SMS in the UK
Emergency SMS has also been successfully introduced in the UK, allowing greater access to emergency services for the deaf, hard-of-hearing and those with speech-impairment. The system, which allows individuals with a registered handset to use the service, involves sending an emergency SMS to a designated emergency number. The contents of this message are then immediately relayed to emergency services, with their response sent back by SMS to the original handset. In this way, citizens whom would be unable to call in during an emergency are enabled access to a critical service.
In the wake of disaster
Following a large scale disaster, information often needs to be distributed quickly. The location and status of survivors, help for both citizen and non-citizens in the affected area, and the dissemination of safety information, are all essential to help coordinate recovery efforts. Of course, SMS is important for individuals trying to contact their friends and family. However, there are other applications, such as Government run information hotlines. These hotlines are able to provide simple information for those in need following a disaster, where phone lines would normally not be suitable. For example, contact information or evacuation details can be requested, which are then responded to by agents, with a message being sent back shortly. SMS has also been used as a way of encouraging financial support for disaster recovery efforts, such as seen shortly after the 2010 Haiti earthquake. For example, in the United States, the Red Cross organisation set up a number which accepted donations via SMS, raising over $5 million in donations.
Emergency SMS services have been shown to be of substantial use in disaster scenarios.

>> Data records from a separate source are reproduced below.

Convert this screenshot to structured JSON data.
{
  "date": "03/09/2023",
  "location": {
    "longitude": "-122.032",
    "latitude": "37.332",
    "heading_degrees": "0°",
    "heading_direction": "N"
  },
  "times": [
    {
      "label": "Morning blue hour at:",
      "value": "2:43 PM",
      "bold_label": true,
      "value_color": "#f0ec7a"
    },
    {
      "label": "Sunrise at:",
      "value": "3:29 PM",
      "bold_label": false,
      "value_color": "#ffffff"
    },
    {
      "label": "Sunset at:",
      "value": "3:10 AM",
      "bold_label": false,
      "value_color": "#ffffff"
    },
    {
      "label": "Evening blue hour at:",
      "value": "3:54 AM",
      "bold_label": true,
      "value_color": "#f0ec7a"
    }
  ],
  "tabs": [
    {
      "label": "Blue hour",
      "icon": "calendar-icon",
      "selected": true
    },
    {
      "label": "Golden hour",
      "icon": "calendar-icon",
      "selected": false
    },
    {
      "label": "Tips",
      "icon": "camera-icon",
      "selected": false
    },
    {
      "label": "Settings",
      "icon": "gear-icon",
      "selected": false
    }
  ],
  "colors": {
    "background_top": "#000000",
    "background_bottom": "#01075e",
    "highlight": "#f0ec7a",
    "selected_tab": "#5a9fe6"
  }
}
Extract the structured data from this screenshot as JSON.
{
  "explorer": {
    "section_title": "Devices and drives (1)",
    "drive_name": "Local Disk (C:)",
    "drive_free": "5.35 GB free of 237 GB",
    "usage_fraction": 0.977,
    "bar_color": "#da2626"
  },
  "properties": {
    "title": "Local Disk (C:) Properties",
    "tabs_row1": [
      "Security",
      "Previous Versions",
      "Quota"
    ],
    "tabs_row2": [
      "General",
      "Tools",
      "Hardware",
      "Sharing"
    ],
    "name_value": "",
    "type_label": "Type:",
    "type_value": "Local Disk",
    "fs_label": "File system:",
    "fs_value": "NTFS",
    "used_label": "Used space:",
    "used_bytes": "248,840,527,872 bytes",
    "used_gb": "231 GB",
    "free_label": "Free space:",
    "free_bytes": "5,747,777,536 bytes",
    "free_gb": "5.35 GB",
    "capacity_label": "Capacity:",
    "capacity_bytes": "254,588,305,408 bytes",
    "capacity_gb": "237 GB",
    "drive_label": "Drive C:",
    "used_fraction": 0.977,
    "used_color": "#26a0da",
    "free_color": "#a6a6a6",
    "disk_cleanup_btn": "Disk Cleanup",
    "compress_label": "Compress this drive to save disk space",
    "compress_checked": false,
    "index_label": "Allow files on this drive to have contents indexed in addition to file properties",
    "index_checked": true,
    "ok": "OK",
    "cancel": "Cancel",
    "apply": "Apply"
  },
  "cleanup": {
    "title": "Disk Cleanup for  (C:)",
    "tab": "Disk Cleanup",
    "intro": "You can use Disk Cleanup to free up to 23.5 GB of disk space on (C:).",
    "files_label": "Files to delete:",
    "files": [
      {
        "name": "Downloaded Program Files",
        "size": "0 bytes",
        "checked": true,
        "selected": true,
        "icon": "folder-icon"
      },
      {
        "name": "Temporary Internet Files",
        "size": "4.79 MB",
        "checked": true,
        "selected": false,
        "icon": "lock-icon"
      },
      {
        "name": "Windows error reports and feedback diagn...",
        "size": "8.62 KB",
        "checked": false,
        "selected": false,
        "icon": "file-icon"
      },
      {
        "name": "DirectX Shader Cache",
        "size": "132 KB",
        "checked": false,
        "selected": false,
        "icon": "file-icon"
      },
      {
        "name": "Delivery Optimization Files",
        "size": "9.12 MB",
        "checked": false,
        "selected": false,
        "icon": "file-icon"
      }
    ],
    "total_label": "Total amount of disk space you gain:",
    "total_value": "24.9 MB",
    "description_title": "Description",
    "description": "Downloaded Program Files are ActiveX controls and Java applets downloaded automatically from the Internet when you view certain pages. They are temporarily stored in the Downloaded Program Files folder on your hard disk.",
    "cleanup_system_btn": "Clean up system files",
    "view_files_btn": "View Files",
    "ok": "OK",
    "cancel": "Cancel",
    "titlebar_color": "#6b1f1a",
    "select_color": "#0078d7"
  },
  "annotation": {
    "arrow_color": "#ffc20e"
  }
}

The key for governments and organisations in moving forward with such services, however, will be preparation.